→ Work to be completed: Which lines in the records below contain the word "label"? Copy each one.

[Data about app and page elements]
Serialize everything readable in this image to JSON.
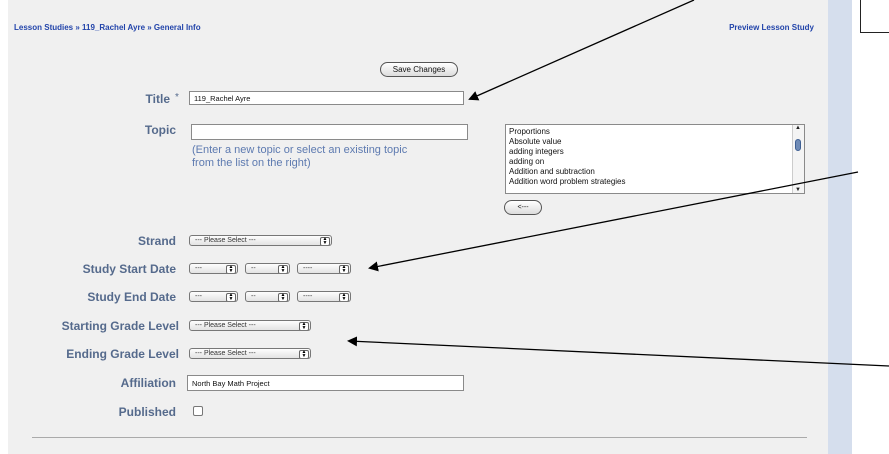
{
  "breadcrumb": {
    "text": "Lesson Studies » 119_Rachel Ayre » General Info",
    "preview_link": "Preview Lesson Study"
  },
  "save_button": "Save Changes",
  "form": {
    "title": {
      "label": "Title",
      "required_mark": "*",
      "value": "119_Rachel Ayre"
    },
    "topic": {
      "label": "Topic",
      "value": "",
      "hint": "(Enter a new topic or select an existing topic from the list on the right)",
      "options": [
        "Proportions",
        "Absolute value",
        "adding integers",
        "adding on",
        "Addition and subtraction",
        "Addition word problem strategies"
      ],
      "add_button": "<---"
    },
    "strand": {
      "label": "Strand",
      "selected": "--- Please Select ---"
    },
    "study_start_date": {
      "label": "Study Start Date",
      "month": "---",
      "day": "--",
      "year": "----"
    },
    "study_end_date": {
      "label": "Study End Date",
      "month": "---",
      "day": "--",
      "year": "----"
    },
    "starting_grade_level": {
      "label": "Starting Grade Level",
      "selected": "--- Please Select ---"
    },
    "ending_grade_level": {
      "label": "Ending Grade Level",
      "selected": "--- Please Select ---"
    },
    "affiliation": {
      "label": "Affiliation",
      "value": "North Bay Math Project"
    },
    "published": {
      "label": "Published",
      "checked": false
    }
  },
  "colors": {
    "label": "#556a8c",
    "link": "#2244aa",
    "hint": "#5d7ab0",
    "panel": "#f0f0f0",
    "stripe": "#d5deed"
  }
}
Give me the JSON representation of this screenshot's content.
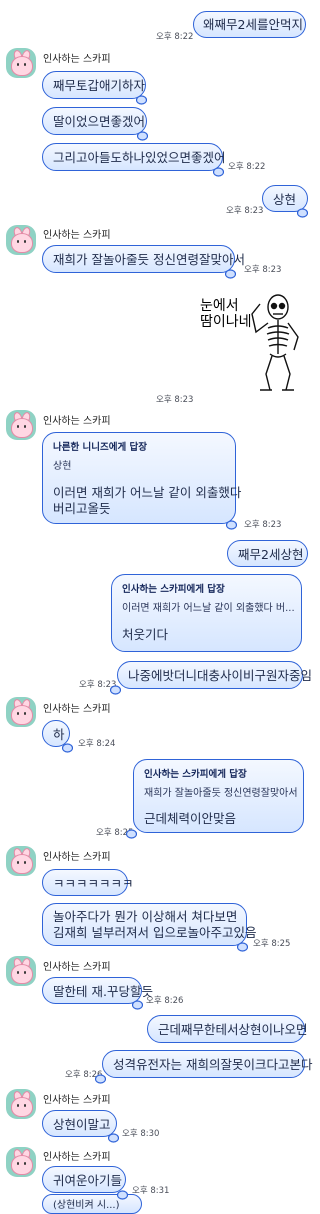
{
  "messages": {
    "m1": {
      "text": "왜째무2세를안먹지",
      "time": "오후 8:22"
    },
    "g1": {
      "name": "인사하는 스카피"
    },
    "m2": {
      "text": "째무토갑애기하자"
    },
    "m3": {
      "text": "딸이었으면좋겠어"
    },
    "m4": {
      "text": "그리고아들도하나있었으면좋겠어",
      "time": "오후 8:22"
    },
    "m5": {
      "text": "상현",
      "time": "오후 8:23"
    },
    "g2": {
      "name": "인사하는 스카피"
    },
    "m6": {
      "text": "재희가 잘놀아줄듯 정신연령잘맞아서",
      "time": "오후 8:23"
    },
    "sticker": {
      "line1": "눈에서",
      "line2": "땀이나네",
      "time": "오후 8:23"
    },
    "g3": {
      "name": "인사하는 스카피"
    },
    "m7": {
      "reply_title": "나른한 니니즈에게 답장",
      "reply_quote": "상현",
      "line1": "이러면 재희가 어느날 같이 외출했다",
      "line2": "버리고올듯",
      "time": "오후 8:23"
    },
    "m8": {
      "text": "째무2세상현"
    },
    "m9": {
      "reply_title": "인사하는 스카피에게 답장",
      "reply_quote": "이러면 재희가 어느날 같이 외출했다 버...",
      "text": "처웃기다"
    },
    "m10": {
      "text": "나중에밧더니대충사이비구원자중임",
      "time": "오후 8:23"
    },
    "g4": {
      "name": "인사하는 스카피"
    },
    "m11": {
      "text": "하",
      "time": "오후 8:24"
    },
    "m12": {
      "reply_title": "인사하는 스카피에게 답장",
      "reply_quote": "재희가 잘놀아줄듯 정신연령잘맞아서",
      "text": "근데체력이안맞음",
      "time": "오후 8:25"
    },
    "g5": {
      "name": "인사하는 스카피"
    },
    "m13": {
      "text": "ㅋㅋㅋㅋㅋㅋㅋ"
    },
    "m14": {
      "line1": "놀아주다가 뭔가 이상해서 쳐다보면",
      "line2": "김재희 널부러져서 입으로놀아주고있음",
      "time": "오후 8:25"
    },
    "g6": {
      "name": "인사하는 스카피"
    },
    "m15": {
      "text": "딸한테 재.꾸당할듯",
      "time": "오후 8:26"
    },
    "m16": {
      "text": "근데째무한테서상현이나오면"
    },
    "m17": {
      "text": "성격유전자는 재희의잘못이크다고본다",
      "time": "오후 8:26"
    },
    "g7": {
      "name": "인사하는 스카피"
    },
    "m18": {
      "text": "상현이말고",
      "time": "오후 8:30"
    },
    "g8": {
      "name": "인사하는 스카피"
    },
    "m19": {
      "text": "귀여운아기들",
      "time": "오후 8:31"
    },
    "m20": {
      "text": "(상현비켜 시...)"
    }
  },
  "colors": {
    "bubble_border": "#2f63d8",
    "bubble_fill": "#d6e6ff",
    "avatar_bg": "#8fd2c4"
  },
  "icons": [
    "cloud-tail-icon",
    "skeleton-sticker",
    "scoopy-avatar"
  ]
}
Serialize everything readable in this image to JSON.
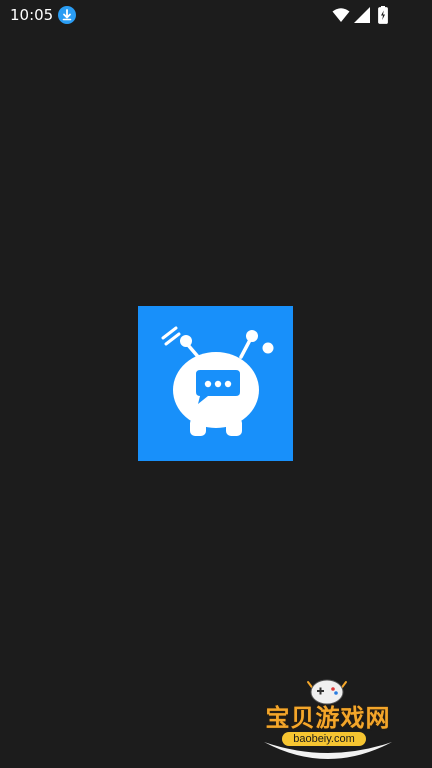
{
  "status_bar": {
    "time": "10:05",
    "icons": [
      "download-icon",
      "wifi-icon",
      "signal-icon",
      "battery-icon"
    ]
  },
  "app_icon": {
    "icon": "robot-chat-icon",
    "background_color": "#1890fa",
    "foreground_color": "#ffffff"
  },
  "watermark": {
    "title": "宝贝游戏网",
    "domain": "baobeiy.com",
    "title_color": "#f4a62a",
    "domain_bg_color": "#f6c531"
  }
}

→ Solution to this problem:
      "label": "Title",
      "label": "Topic",
      "label": "Strand",
      "label": "Study Start Date",
      "label": "Study End Date",
      "label": "Starting Grade Level",
      "label": "Ending Grade Level",
      "label": "Affiliation",
      "label": "Published",
    "label": "#556a8c",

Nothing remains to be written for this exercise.